As we mentioned at the start, some types of rugs need special attention and wool is one of those that need some special care.

Supplies You Will Need

  • Sponge
  • Laundry detergent made for wool
  • 2 buckets
  • Broom
  • Towels

Vacuum – Just as with the other types of carpets, vacuuming is the first step. Vacuum the top and bottom with the beater bar off, if possible. This will prevent any damage to the wool fibers of the rug.

Beat itTake the rug outside, lay it over a railing, fence or clothesline, and use a broom to beat the backside of the rug to dislodge any remaining dirt or debris.

View in gallery

Wash the Rug

Before getting started, determine which way the nap runs. Slide your hand across the rug’s surface and see which direction feels smooth. Be sure to wash with the nap, which means in the smooth direction.

Mix up a cleaning solution in a bucket of cold water using a tablespoon of laundry detergent made for wool. Fill up a second bucket with cold water. Wet the sponge with the cleaning solution, squeezing out the excess. Test it in an inconspicuous spot to make sure the colors don’t bleed and then wash the rug with the sponge, working in sections.

Rinse the Rug

View in gallery

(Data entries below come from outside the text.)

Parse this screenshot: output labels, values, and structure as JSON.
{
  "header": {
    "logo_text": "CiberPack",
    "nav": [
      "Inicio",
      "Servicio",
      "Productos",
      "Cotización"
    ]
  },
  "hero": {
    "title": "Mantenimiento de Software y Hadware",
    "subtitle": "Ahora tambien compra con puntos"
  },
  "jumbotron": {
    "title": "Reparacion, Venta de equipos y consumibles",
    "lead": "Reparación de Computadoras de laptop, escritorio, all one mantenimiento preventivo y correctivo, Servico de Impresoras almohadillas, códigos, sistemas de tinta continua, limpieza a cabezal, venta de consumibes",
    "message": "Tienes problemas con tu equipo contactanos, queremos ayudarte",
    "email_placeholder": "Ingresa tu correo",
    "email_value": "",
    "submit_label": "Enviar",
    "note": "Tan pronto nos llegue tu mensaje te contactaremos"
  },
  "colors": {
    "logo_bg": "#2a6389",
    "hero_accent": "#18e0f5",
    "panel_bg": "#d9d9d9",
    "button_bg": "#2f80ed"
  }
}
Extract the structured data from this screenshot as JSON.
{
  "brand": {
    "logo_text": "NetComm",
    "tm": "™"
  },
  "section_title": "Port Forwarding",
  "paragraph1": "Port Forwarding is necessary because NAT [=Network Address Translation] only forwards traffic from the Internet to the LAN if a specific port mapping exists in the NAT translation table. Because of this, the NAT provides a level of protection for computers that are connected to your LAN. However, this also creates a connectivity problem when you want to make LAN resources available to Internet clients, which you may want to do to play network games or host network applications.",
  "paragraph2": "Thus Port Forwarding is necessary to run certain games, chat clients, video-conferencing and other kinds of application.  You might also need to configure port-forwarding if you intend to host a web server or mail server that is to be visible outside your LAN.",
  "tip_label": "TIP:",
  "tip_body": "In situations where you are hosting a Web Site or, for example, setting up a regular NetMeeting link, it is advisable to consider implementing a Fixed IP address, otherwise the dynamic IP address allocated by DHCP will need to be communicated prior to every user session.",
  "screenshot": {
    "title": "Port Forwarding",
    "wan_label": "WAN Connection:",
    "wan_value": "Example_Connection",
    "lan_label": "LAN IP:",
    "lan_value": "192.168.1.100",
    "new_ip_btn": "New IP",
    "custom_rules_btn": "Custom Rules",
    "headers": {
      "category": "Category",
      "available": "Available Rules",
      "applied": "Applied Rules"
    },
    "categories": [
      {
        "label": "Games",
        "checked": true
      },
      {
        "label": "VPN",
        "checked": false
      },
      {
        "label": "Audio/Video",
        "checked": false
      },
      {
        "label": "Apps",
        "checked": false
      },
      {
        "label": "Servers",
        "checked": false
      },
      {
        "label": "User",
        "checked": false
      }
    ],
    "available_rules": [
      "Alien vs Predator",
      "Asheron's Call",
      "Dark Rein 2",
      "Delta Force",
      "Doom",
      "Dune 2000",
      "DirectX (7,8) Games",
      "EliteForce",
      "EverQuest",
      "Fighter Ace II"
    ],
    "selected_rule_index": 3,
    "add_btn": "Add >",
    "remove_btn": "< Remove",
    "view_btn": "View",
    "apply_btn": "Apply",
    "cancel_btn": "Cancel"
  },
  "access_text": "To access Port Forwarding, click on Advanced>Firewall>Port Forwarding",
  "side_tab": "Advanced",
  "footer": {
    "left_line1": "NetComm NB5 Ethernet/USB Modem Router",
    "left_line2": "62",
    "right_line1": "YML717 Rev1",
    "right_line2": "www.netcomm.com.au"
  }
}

After rinsing out your sponge, use the second bucket of cold water to rinse the rug by dabbing it with the clean, damp sponge. Don’t use too much water or soak the rug,

Dry the Rug

Using a clean towel, start drying the rug by pushing the towel into the surface of the rug to soak up the water. Swap out the towel whenever it gets too wet and then let it air dry.

View in gallery

Jute, Sisal, and Bamboo Rugs

These types of rugs are made from natural fibers and cannot be cleaned in the same way because water can damage them. The best way to clean a rug made from these materials is to vacuum the rug as well as the underside and clean the floor underneath.

If one of these rugs gets a stain, you can try to remove it with a microfiber cloth that has been dipped into a cleaning solution made of warm water and a tablespoon of laundry detergent. Using the cloth, blot the stain until it’s gone and then rinse it with warm water. Blot the whole area dry using a clean cloth and let it dry. 

View in gallery

 

Eliminating Odors

There’s nothing worse than a smelly rug, so odors are something to take care of right away. This is typically a very easy thing to do. Just sprinkle baking soda across the top of the rug, wait 15 to 20 minutes, and then vacuum it up.

Some Extra Tips

  • Antique rugs or Persian carpets are a special case and the best way to clean them is not a DIY project. These require professional cleaning and care to keep them at their best.
  • If your rug is quite soiled, it may be worth considering steam cleaning. It’s possible to rent a steam cleaner and do it yourself, or send it out to a professional team.
  • Clean up spills right away.
  • Avoid wearing shoes on the rug as much as possible.

A great rug can be a big investment so you want to keep it looking great for the long term. All it takes is a little regular maintenance and an annual deep clean. Follow the steps outline and you can keep all your spaces looking good when you know how to clean a rug